What is the perfect steak? For most, the perfect venison steak is cooked medium-rare, which will be tender and juicy. For most, it is a heavy sear on both sides of the meat, providing texture and flavor. The sear helps to seal and hold moisture in the center of the meat.
Which Cut is Best? Whether working with deer, elk, moose, bison or caribou, prime cuts are always the best grilling steaks. The loin, marketed as New York strip on the bottom end, and rib steaks on the top end, is a favorite amongst hunters and usually referred to as backstrap. Top sirloin and sirloin tip steaks (cut from the large muscle of the hind leg) are also great and dominate the menu at most restaurants specializing in steaks. The sirloins are dense, flavorful and often done in a softball cut or used for unique servings.
Preparation Steak is best when fresh, but as we are hunters, you’ll need to take those steaks from the freezer and allow them to thaw in a fridge prior to cooking. Remove the steaks from their packaging and allow any liquid to drain by setting meat in a colander placed in a bowl. Steaks should be at room temperature before grilling or frying. Any meat that is not at room temperature could have a cold center when cooked to medium-rare or even medium. A perfect steak should be warmed right through. Steaks cut about 1 inch thick are ideal, but this six-minute technique works well on smaller and larger cuts, too.
Marinades, Herbs and Spices Olive oil is excellent for coating meat and holding spices and herbs. Garlic, pepper, rosemary, thyme, sage and other bold spices like smoked paprika are great in a marinade to bolster taste. And while I know some will balk, I recommend staying away from salt in your marinades as it can draw moisture from the steak when cooking. Salt can be added for individual taste when serving.
Cooking Surface A barbecue grill or cast-iron frying pan is ideal for cooking steaks to perfection. Preheat the barbecue or grill to a minimum 500 degrees Fahrenheit or as high as 600 degrees Fahrenheit if you can do so safely. If using cast-iron, heat on high until a droplet of water dances and evaporates.
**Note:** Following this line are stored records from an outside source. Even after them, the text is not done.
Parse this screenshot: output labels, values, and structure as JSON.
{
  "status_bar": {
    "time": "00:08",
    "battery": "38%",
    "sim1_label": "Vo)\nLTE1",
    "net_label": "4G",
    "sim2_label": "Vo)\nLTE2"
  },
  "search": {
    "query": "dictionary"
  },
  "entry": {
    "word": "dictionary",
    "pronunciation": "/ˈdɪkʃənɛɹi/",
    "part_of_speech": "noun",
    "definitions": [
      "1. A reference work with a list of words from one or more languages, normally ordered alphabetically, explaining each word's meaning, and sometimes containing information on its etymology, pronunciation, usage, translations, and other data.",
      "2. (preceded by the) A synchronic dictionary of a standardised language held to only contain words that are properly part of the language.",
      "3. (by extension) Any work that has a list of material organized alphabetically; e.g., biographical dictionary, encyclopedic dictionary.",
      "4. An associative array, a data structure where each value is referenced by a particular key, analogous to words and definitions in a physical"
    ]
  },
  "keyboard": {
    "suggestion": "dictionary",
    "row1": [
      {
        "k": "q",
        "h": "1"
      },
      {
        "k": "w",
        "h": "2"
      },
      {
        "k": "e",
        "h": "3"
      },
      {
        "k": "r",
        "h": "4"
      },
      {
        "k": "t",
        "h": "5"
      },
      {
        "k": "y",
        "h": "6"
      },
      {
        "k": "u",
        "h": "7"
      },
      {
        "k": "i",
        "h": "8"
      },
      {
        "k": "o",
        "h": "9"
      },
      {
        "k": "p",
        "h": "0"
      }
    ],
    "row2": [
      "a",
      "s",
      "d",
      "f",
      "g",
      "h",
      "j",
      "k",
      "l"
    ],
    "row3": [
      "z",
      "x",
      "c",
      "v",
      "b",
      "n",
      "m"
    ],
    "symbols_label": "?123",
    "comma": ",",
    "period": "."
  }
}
Time is Critical A clean grill produces the best looking steaks, with even sear lines that char deep and distinct. With steaks at room temperature, seasoned and covered in olive oil, place them on the grill and close the lid. Use a timer and turn the steak at precisely three minutes. Add a dollop of butter to the seared side of the steak and close the lid. Cook the second side of the steak for three minutes and remove from the grill onto a plate. Place a dollop of unsalted butter on the second side of the steak and cover the plate with foil. Allow the steaks to rest for three minutes before serving. The steak will continue to cook during the resting period, and keeping it covered allows it to maintain moisture.
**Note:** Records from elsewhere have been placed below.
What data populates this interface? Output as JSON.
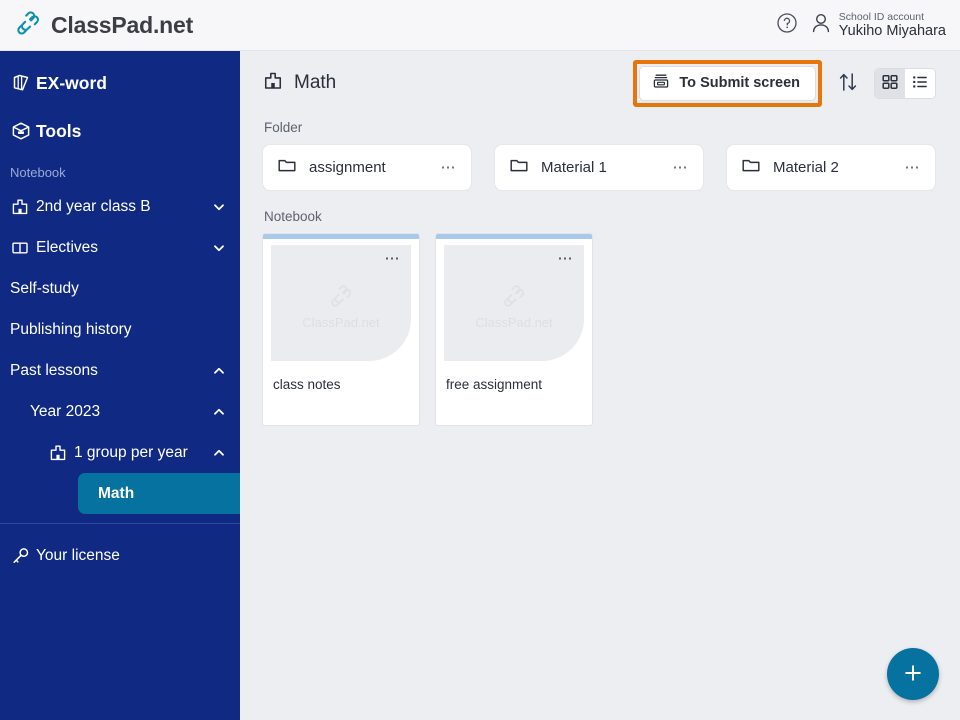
{
  "app": {
    "brand_name": "ClassPad.net",
    "accent_teal": "#0672a0",
    "sidebar_navy": "#102a83",
    "highlight_orange": "#e8740c",
    "content_bg": "#eceef1"
  },
  "topbar": {
    "help_label": "Help",
    "account_kind": "School ID account",
    "account_name": "Yukiho Miyahara"
  },
  "sidebar": {
    "primary": [
      {
        "label": "EX-word",
        "icon": "dictionary-icon"
      },
      {
        "label": "Tools",
        "icon": "toolbox-icon"
      }
    ],
    "section_label": "Notebook",
    "items": [
      {
        "label": "2nd year class B",
        "icon": "class-group-icon",
        "chevron": "down",
        "level": 0
      },
      {
        "label": "Electives",
        "icon": "book-icon",
        "chevron": "down",
        "level": 0
      },
      {
        "label": "Self-study",
        "icon": "",
        "chevron": "",
        "level": 0
      },
      {
        "label": "Publishing history",
        "icon": "",
        "chevron": "",
        "level": 0
      },
      {
        "label": "Past lessons",
        "icon": "",
        "chevron": "up",
        "level": 0
      },
      {
        "label": "Year 2023",
        "icon": "",
        "chevron": "up",
        "level": 1
      },
      {
        "label": "1 group per year",
        "icon": "class-group-icon",
        "chevron": "up",
        "level": 2
      },
      {
        "label": "Math",
        "icon": "",
        "chevron": "",
        "level": 3,
        "active": true
      }
    ],
    "license_label": "Your license"
  },
  "main": {
    "page_title": "Math",
    "submit_button": "To Submit screen",
    "sort_label": "Sort",
    "view_grid_label": "Grid view",
    "view_list_label": "List view",
    "folder_group_label": "Folder",
    "folders": [
      {
        "name": "assignment"
      },
      {
        "name": "Material 1"
      },
      {
        "name": "Material 2"
      }
    ],
    "notebook_group_label": "Notebook",
    "notebooks": [
      {
        "title": "class notes",
        "watermark": "ClassPad.net"
      },
      {
        "title": "free assignment",
        "watermark": "ClassPad.net"
      }
    ],
    "fab_label": "+"
  }
}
Butter Wild game has little fat marbled through the meat or on the edges of the steak. Many hunters trim all fat off venison steaks, as it is tallow and not actual fat, which has a more robust musky flavor. Brushing with butter or olive oil makes up for the missing fat you would have on beef or pork. Adding the fat during and just after the grilling process will add flavor and moisture to your steak.
If you want to get creative, make compound butter by adding fresh herbs, spices or wine, and add them to the steak instead of unsalted butter.
Recipe: Bold Red Compound Butter • ½ cup unsalted butter, softened to room temperature • 1½ cups red wine • 1 Tbsp fresh rosemary, chopped fine • ⅛ tsp sea salt • pinch of black pepper
1. Bring the wine to a boil in a saucepan and simmer until reduced to ¼ cup. Set in the fridge to cool completely.
2. Combine softened butter, salt, pepper, rosemary and wine reduction by stirring and folding together. Once the compound butter is mixed, chill it in the fridge for 10 minutes. The butter can then be placed on plastic wrap and formed back into a stick or spooned into a small bowl. Keep the compound butter in the refrigerator until ready to use. Sitting a few days can boost flavors.